■ **Task goal**:
Your reply should be a single number, the count of lines in the records that contain the string "name".

Stored entries:
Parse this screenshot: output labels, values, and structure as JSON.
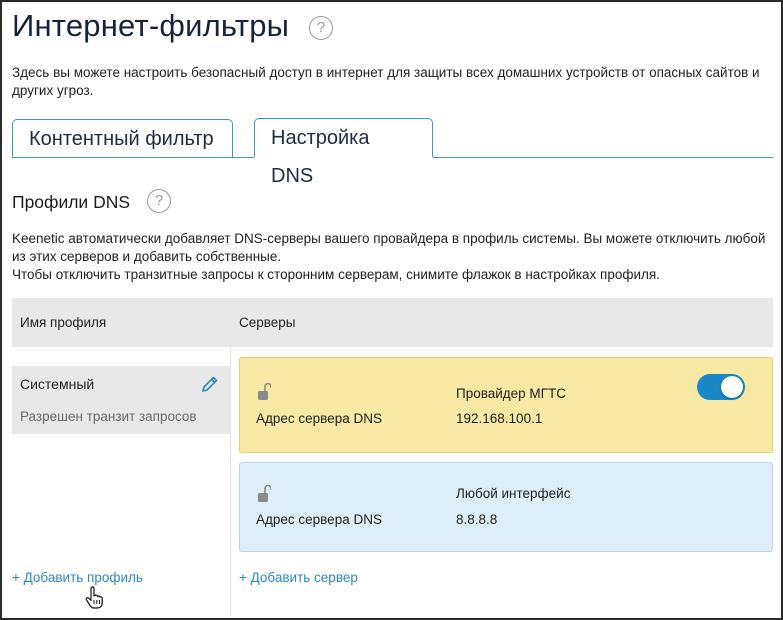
{
  "page": {
    "title": "Интернет-фильтры",
    "intro": "Здесь вы можете настроить безопасный доступ в интернет для защиты всех домашних устройств от опасных сайтов и других угроз."
  },
  "tabs": [
    {
      "label": "Контентный фильтр",
      "active": false
    },
    {
      "label": "Настройка DNS",
      "active": true
    }
  ],
  "dns_section": {
    "title": "Профили DNS",
    "description_line1": "Keenetic автоматически добавляет DNS-серверы вашего провайдера в профиль системы. Вы можете отключить любой из этих серверов и добавить собственные.",
    "description_line2": "Чтобы отключить транзитные запросы к сторонним серверам, снимите флажок в настройках профиля."
  },
  "table": {
    "col_profile": "Имя профиля",
    "col_servers": "Серверы"
  },
  "profiles": [
    {
      "name": "Системный",
      "status": "Разрешен транзит запросов"
    }
  ],
  "servers": [
    {
      "label": "Адрес сервера DNS",
      "name": "Провайдер МГТС",
      "address": "192.168.100.1",
      "enabled": true,
      "color": "#f7e9a3"
    },
    {
      "label": "Адрес сервера DNS",
      "name": "Любой интерфейс",
      "address": "8.8.8.8",
      "color": "#deeef8"
    }
  ],
  "actions": {
    "add_profile": "+ Добавить профиль",
    "add_server": "+ Добавить сервер"
  },
  "help_glyph": "?",
  "colors": {
    "accent": "#1a87c6",
    "link": "#2a8ac4",
    "tab_border": "#3f9ac8"
  }
}
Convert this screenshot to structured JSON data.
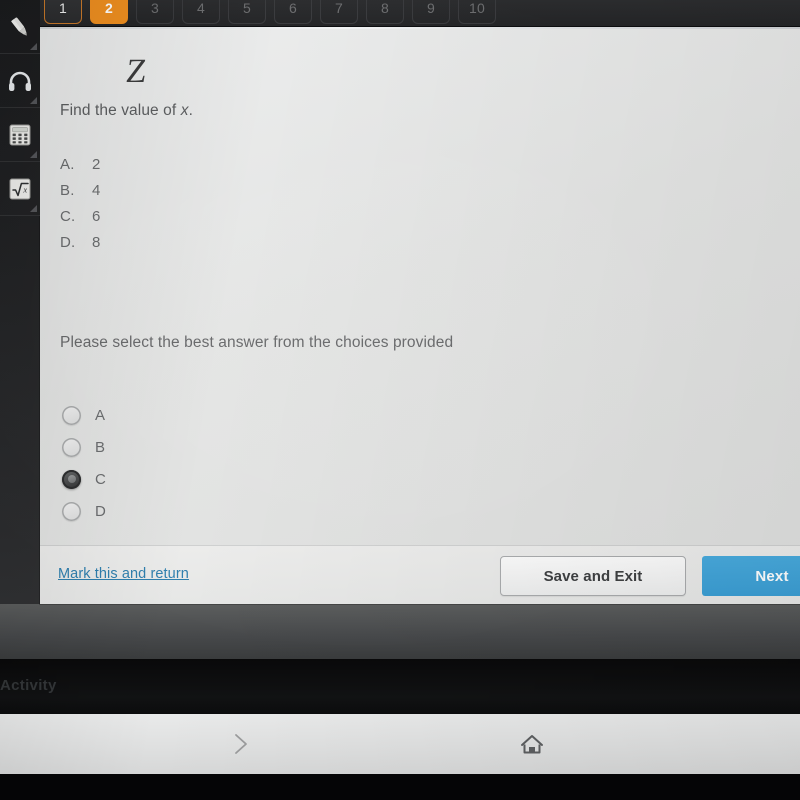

■ **Expected output**:
3